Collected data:
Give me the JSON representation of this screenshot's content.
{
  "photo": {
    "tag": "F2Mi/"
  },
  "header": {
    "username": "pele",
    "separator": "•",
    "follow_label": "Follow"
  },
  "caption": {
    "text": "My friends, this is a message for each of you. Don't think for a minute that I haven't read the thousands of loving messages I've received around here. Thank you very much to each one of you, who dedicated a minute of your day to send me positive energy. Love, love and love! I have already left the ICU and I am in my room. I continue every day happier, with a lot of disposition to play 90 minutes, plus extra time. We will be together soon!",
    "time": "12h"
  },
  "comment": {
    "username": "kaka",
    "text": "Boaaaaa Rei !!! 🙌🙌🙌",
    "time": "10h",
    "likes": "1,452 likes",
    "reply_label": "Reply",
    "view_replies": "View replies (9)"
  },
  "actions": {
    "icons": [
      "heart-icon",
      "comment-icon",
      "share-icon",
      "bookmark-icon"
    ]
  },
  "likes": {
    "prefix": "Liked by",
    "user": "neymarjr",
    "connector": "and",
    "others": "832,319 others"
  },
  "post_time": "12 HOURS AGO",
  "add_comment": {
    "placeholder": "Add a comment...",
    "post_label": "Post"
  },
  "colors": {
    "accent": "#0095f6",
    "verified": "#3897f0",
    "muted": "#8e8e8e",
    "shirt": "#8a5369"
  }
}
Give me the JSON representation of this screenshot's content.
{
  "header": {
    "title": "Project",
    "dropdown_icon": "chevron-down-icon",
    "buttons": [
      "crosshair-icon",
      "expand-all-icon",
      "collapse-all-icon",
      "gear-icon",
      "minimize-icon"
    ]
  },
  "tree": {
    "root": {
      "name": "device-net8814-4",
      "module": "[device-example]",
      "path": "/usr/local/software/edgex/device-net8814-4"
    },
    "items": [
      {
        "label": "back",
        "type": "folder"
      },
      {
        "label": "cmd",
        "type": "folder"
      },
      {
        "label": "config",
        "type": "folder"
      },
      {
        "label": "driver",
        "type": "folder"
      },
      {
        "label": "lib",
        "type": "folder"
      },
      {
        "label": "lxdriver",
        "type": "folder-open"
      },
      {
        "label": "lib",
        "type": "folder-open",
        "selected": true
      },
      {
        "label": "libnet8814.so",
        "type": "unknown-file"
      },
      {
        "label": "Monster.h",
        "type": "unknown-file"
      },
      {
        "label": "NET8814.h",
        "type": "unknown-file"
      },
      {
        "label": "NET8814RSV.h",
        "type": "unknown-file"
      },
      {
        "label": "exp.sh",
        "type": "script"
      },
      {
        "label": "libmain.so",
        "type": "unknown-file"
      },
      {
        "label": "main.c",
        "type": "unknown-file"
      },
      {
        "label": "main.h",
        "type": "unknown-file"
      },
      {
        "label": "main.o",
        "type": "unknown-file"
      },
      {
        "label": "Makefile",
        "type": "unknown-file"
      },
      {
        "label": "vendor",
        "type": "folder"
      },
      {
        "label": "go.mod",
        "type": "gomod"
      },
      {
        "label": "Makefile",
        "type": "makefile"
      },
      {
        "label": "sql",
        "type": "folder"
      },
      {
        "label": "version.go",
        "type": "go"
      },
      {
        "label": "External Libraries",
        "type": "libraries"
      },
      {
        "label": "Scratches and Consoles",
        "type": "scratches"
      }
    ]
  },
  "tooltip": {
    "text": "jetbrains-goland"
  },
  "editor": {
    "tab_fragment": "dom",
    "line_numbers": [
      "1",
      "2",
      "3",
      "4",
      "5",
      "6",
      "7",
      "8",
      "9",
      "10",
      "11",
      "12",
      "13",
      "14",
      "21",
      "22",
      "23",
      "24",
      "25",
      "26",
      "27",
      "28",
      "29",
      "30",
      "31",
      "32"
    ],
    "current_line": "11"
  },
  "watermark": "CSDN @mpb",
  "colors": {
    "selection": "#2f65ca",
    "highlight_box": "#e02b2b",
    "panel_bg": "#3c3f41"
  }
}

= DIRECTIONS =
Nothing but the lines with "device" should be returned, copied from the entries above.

= SOLUTION BELOW =
      "name": "device-net8814-4",
      "module": "[device-example]",
      "path": "/usr/local/software/edgex/device-net8814-4"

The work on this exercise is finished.